At the pet store that weekend, Dana and I spent 40 minutes debating the character traits of guinea pigs. We are different, and this was apparent even in our choice of rodents. I chose a feisty, brown, white, and black long-haired one that I named Spence, while my sister went with the more docile short-haired one that looked like a rat. She called him Broccoli. The only characteristic my parents were interested in was that Broccoli and Spence were both male—which they confirmed with the owner—and so we took our new charges home. I was elated: I had scored my first pet with hair.

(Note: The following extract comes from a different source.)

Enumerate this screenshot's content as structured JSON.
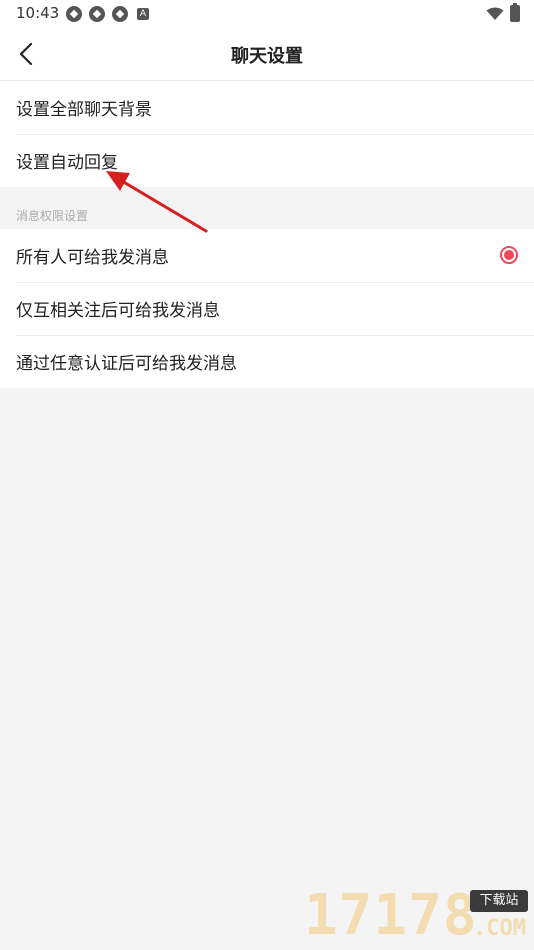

Over the next few months, Spence and Broccoli took up the majority of our time. They couldn’t play dead or shake hands, but we enjoyed dressing them in Barbie clothes, having them compete in races, and feeding them their favorite snack, lettuce, often­—so often that the moment they heard the opening of the refrigerator door, they made an excited whistle-like sound in anticipation.

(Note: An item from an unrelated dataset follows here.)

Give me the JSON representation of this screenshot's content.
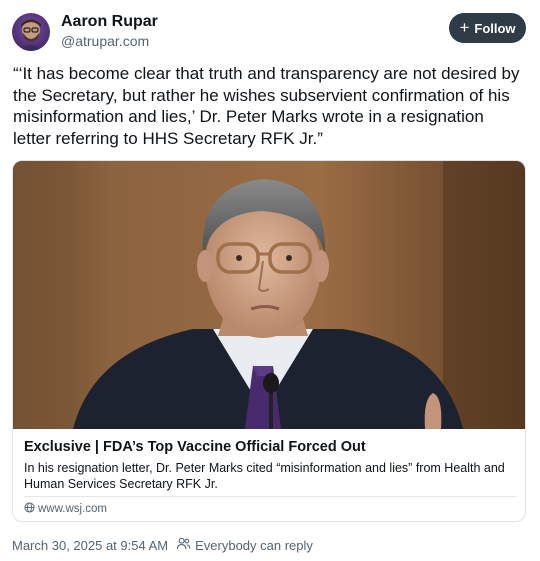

When we noticed that Broccoli looked chunky, we cut down on the snacks—even too much lettuce can cause weight gain—but he kept getting bigger. We soon discovered that Broccoli was not just getting fat, but rather “he” was a very pregnant “she.” Dana and I watched the birth, and we were thrilled at our new additions. My parents, not so much. We gave the babies away, bringing our guinea pig family of four back down to two.

My parents separated Spence and Broccoli, forcing them to live in different cages, and forbade us from uniting the star-crossed guinea pigs. For their part, Spence and Broccoli exchanged longing looks and kissed through the metal-wired gates. We were stuck in the middle: We knew they were destined to be together, and it was killing them—well, killing us—to see them apart.

Guinea pig wearing a hat and carrying a rose in his teeth
Illustrated by Katherin Streeter

So one evening while my parents were out, the babysitter asleep on the couch, my sister and I saw our chance to orchestrate a reunion. We put Spence in Broccoli’s cage, and they ran toward each other, as fast as guinea pigs can run, which, sadly, is not very fast. But still, it was an emotional reunion. We had no idea how emotional until about two months later, when we were blessed with three more guinea pig babies. My parents were not amused.

After the birth of the triplets, my parents began to realize that our starter pets were probably more work than having a dog. The two cages took up a large space in our living room and needed constant cleaning, as did the area directly around the cages (guinea pigs do not have the best aim).

On my 10th birthday, my parents surprised me with Comet, a cocker spaniel puppy. Dana and I were ecstatic. We’d grown a little bored of Spence and Broccoli and their inability to fetch a ball or catch a stick in their mouths. They were relocated to the basement until we found them a new home.

I forgot all about them, until a few years ago, when I was going through some files and found a picture of our old pals. They were sitting on a Barbie bed eating lettuce with, I like to think, the hint of a smile on their furry faces. I was filled with a renewed appreciation for everything they taught us about caring for a pet. Broccoli and Spence are long gone now, but if there’s an animal heaven, I’m sure they’re in it. And they’re not in separate cages.